Some of the French dialects spoken in the French, Swiss and Italian alps of Aosta Valley derive from Arpitan, while the southern part of the western range is related to Old Provençal. the German dialects derive from Germanic tribal languages. Romansh, spoken by two percent of the population in southeast Switzerland, is an ancient Rhaeto-Romanic language derived from Latin, remnants of ancient Celtic languages and perhaps Etruscan.
In 17th century French-Italian border avalanche:- In the 17th century about 2500 people were killed by an avalanche in a village on the French-Italian border.
19th century Zermatt avalanche:- In the 19th century 120 homes in a village near Zermatt were destroyed by an avalanche.
- December 13, 1916 Marmolada-mountain-avalanche
- 1950–1951 winter-of-terror avalanches
- February 9, 1999 Montroc avalanche
- February 21, 1999 Evolene avalanche
- February 23, 1999 Galtur avalanche the deadliest avalanche in the Alps in 40 years.
- July 2014 Mont-Blanc avalanche
- January 13, 2016 Les-Deux-Alpes avalanche
- January 18, 2016 Valfrejus avalanche
Top 13 Intresting Facts About Alps
(1) Humans have been living in the Alps for 60,000 years.
(2) The Alps are the youngest mountains in Europe and began to form about 65 million years ago when the African crustal plate shifted into Europe.
(3) Mont Blanc stands at 4800 meters above the sea level, which makes it the highest of all the peaks in Alps.
(4) The Alps had an area of 1,817 sq. km covered by glaciers.

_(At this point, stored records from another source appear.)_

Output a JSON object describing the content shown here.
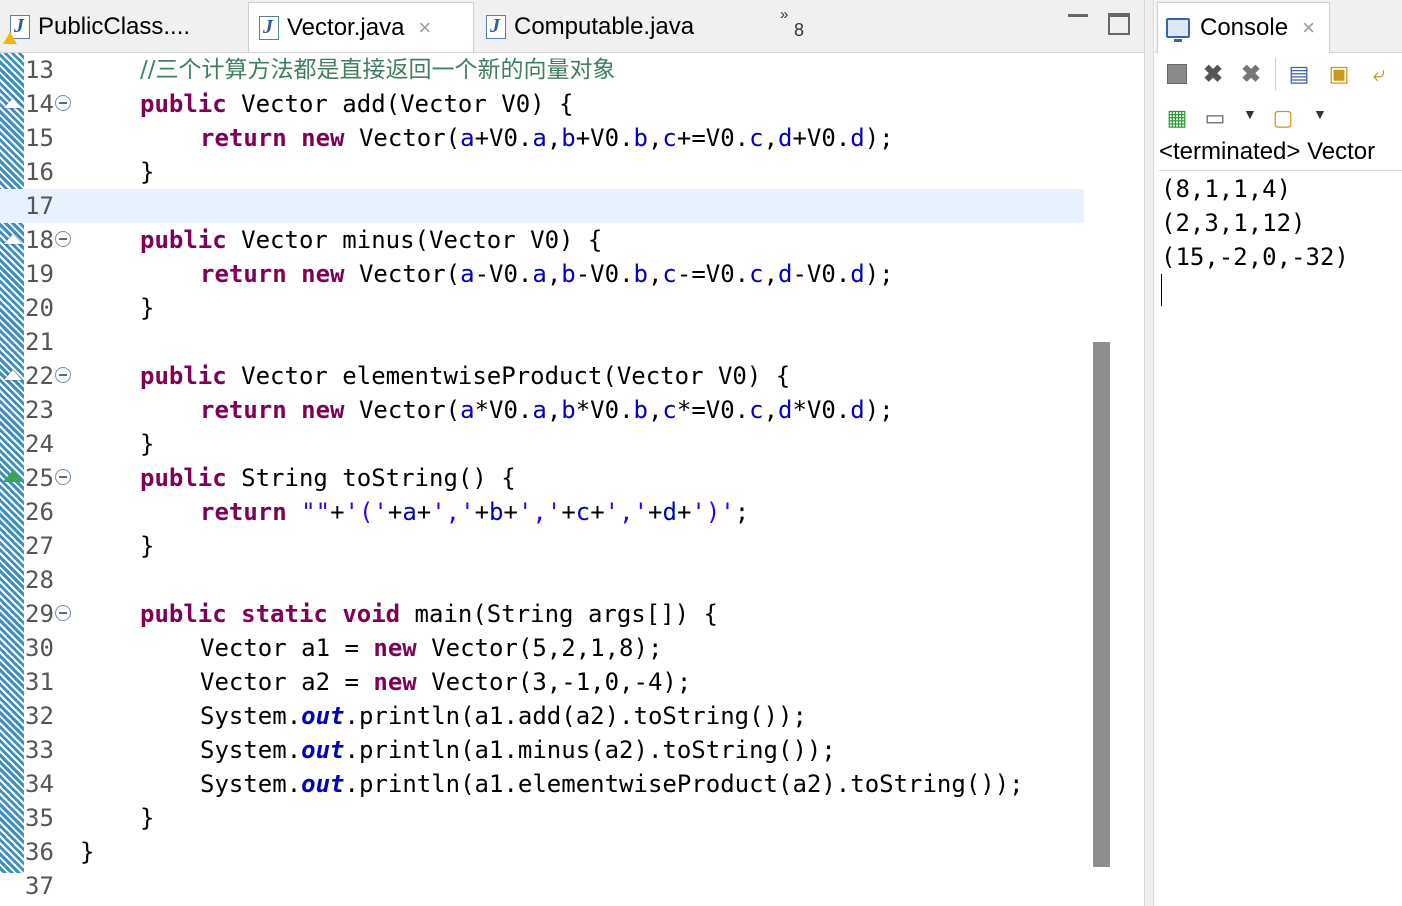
{
  "editor": {
    "tabs": [
      {
        "label": "PublicClass....",
        "active": false,
        "has_warning": true
      },
      {
        "label": "Vector.java",
        "active": true,
        "close": "×"
      },
      {
        "label": "Computable.java",
        "active": false
      }
    ],
    "overflow": {
      "glyph": "»",
      "count": "8"
    },
    "lines": [
      {
        "num": "13",
        "kind": "comment",
        "text": "//三个计算方法都是直接返回一个新的向量对象"
      },
      {
        "num": "14",
        "marker": "override",
        "fold": true,
        "parts": [
          {
            "t": "public",
            "c": "kw"
          },
          {
            "t": " Vector add(Vector V0) {",
            "c": ""
          }
        ]
      },
      {
        "num": "15",
        "parts": [
          {
            "t": "return",
            "c": "kw",
            "indent": "    "
          },
          {
            "t": " ",
            "c": ""
          },
          {
            "t": "new",
            "c": "kw"
          },
          {
            "t": " Vector(",
            "c": ""
          },
          {
            "t": "a",
            "c": "fld"
          },
          {
            "t": "+V0.",
            "c": ""
          },
          {
            "t": "a",
            "c": "fld"
          },
          {
            "t": ",",
            "c": ""
          },
          {
            "t": "b",
            "c": "fld"
          },
          {
            "t": "+V0.",
            "c": ""
          },
          {
            "t": "b",
            "c": "fld"
          },
          {
            "t": ",",
            "c": ""
          },
          {
            "t": "c",
            "c": "fld"
          },
          {
            "t": "+=V0.",
            "c": ""
          },
          {
            "t": "c",
            "c": "fld"
          },
          {
            "t": ",",
            "c": ""
          },
          {
            "t": "d",
            "c": "fld"
          },
          {
            "t": "+V0.",
            "c": ""
          },
          {
            "t": "d",
            "c": "fld"
          },
          {
            "t": ");",
            "c": ""
          }
        ]
      },
      {
        "num": "16",
        "parts": [
          {
            "t": "}",
            "c": ""
          }
        ]
      },
      {
        "num": "17",
        "current": true,
        "parts": []
      },
      {
        "num": "18",
        "marker": "override",
        "fold": true,
        "parts": [
          {
            "t": "public",
            "c": "kw"
          },
          {
            "t": " Vector minus(Vector V0) {",
            "c": ""
          }
        ]
      },
      {
        "num": "19",
        "parts": [
          {
            "t": "return",
            "c": "kw",
            "indent": "    "
          },
          {
            "t": " ",
            "c": ""
          },
          {
            "t": "new",
            "c": "kw"
          },
          {
            "t": " Vector(",
            "c": ""
          },
          {
            "t": "a",
            "c": "fld"
          },
          {
            "t": "-V0.",
            "c": ""
          },
          {
            "t": "a",
            "c": "fld"
          },
          {
            "t": ",",
            "c": ""
          },
          {
            "t": "b",
            "c": "fld"
          },
          {
            "t": "-V0.",
            "c": ""
          },
          {
            "t": "b",
            "c": "fld"
          },
          {
            "t": ",",
            "c": ""
          },
          {
            "t": "c",
            "c": "fld"
          },
          {
            "t": "-=V0.",
            "c": ""
          },
          {
            "t": "c",
            "c": "fld"
          },
          {
            "t": ",",
            "c": ""
          },
          {
            "t": "d",
            "c": "fld"
          },
          {
            "t": "-V0.",
            "c": ""
          },
          {
            "t": "d",
            "c": "fld"
          },
          {
            "t": ");",
            "c": ""
          }
        ]
      },
      {
        "num": "20",
        "parts": [
          {
            "t": "}",
            "c": ""
          }
        ]
      },
      {
        "num": "21",
        "parts": []
      },
      {
        "num": "22",
        "marker": "override",
        "fold": true,
        "parts": [
          {
            "t": "public",
            "c": "kw"
          },
          {
            "t": " Vector elementwiseProduct(Vector V0) {",
            "c": ""
          }
        ]
      },
      {
        "num": "23",
        "parts": [
          {
            "t": "return",
            "c": "kw",
            "indent": "    "
          },
          {
            "t": " ",
            "c": ""
          },
          {
            "t": "new",
            "c": "kw"
          },
          {
            "t": " Vector(",
            "c": ""
          },
          {
            "t": "a",
            "c": "fld"
          },
          {
            "t": "*V0.",
            "c": ""
          },
          {
            "t": "a",
            "c": "fld"
          },
          {
            "t": ",",
            "c": ""
          },
          {
            "t": "b",
            "c": "fld"
          },
          {
            "t": "*V0.",
            "c": ""
          },
          {
            "t": "b",
            "c": "fld"
          },
          {
            "t": ",",
            "c": ""
          },
          {
            "t": "c",
            "c": "fld"
          },
          {
            "t": "*=V0.",
            "c": ""
          },
          {
            "t": "c",
            "c": "fld"
          },
          {
            "t": ",",
            "c": ""
          },
          {
            "t": "d",
            "c": "fld"
          },
          {
            "t": "*V0.",
            "c": ""
          },
          {
            "t": "d",
            "c": "fld"
          },
          {
            "t": ");",
            "c": ""
          }
        ]
      },
      {
        "num": "24",
        "parts": [
          {
            "t": "}",
            "c": ""
          }
        ]
      },
      {
        "num": "25",
        "marker": "implements",
        "fold": true,
        "parts": [
          {
            "t": "public",
            "c": "kw"
          },
          {
            "t": " String toString() {",
            "c": ""
          }
        ]
      },
      {
        "num": "26",
        "parts": [
          {
            "t": "return",
            "c": "kw",
            "indent": "    "
          },
          {
            "t": " ",
            "c": ""
          },
          {
            "t": "\"\"",
            "c": "str"
          },
          {
            "t": "+",
            "c": ""
          },
          {
            "t": "'('",
            "c": "str"
          },
          {
            "t": "+",
            "c": ""
          },
          {
            "t": "a",
            "c": "fld"
          },
          {
            "t": "+",
            "c": ""
          },
          {
            "t": "','",
            "c": "str"
          },
          {
            "t": "+",
            "c": ""
          },
          {
            "t": "b",
            "c": "fld"
          },
          {
            "t": "+",
            "c": ""
          },
          {
            "t": "','",
            "c": "str"
          },
          {
            "t": "+",
            "c": ""
          },
          {
            "t": "c",
            "c": "fld"
          },
          {
            "t": "+",
            "c": ""
          },
          {
            "t": "','",
            "c": "str"
          },
          {
            "t": "+",
            "c": ""
          },
          {
            "t": "d",
            "c": "fld"
          },
          {
            "t": "+",
            "c": ""
          },
          {
            "t": "')'",
            "c": "str"
          },
          {
            "t": ";",
            "c": ""
          }
        ]
      },
      {
        "num": "27",
        "parts": [
          {
            "t": "}",
            "c": ""
          }
        ]
      },
      {
        "num": "28",
        "parts": []
      },
      {
        "num": "29",
        "fold": true,
        "parts": [
          {
            "t": "public",
            "c": "kw"
          },
          {
            "t": " ",
            "c": ""
          },
          {
            "t": "static",
            "c": "kw"
          },
          {
            "t": " ",
            "c": ""
          },
          {
            "t": "void",
            "c": "kw"
          },
          {
            "t": " main(String args[]) {",
            "c": ""
          }
        ]
      },
      {
        "num": "30",
        "parts": [
          {
            "t": "Vector a1 = ",
            "c": "",
            "indent": "    "
          },
          {
            "t": "new",
            "c": "kw"
          },
          {
            "t": " Vector(5,2,1,8);",
            "c": ""
          }
        ]
      },
      {
        "num": "31",
        "parts": [
          {
            "t": "Vector a2 = ",
            "c": "",
            "indent": "    "
          },
          {
            "t": "new",
            "c": "kw"
          },
          {
            "t": " Vector(3,-1,0,-4);",
            "c": ""
          }
        ]
      },
      {
        "num": "32",
        "parts": [
          {
            "t": "System.",
            "c": "",
            "indent": "    "
          },
          {
            "t": "out",
            "c": "sfld"
          },
          {
            "t": ".println(a1.add(a2).toString());",
            "c": ""
          }
        ]
      },
      {
        "num": "33",
        "parts": [
          {
            "t": "System.",
            "c": "",
            "indent": "    "
          },
          {
            "t": "out",
            "c": "sfld"
          },
          {
            "t": ".println(a1.minus(a2).toString());",
            "c": ""
          }
        ]
      },
      {
        "num": "34",
        "parts": [
          {
            "t": "System.",
            "c": "",
            "indent": "    "
          },
          {
            "t": "out",
            "c": "sfld"
          },
          {
            "t": ".println(a1.elementwiseProduct(a2).toString());",
            "c": ""
          }
        ]
      },
      {
        "num": "35",
        "parts": [
          {
            "t": "}",
            "c": ""
          }
        ]
      },
      {
        "num": "36",
        "parts": [
          {
            "t": "}",
            "c": "",
            "outer": true
          }
        ]
      },
      {
        "num": "37",
        "parts": []
      }
    ]
  },
  "console": {
    "tab_label": "Console",
    "tab_close": "×",
    "launch_label": "<terminated> Vector",
    "output": [
      "(8,1,1,4)",
      "(2,3,1,12)",
      "(15,-2,0,-32)"
    ]
  },
  "colors": {
    "keyword": "#7f0055",
    "field": "#0000c0",
    "string": "#2a00ff",
    "comment": "#3f7f5f",
    "current_line": "#e8f2fe"
  }
}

That was in 1876. By 1973, the area covered by glaciers had reduced to 1,342 square km.
(5) Otzi the Iceman, a mummified man believed to be 5,000-years-old, was discovered in the Alps in 1991.
(6) The Alpine region has 14 million inhabitants.
(7) People call Grenoble the capital city of the Alps. Boasting 500,000 residents, it is the biggest city in the Alps.
(8) You can find crystals like quartz and cinnabar throughout the Alps.
(9) The Alpine region area contains about a hundred peaks higher than 4,000 m (13,123 ft), known as the “four-thousanders”.
(10) The Alpine crests isolate one European region from another and are the source of many of Europe’s major rivers.
(11) Napoleon was in the Alps in 1800. He crossed one of the mountain passes, a task made more difficult by the fact that he had an army of 40,000.
(12) In World War II, Adolf Hitler kept a base of operation in the Bavarian Alps throughout the war.
(13) The Alps have been turned out one of the most visited mountain ranges in the world. According to the sources, around 120 million tourists visit the Alps every year.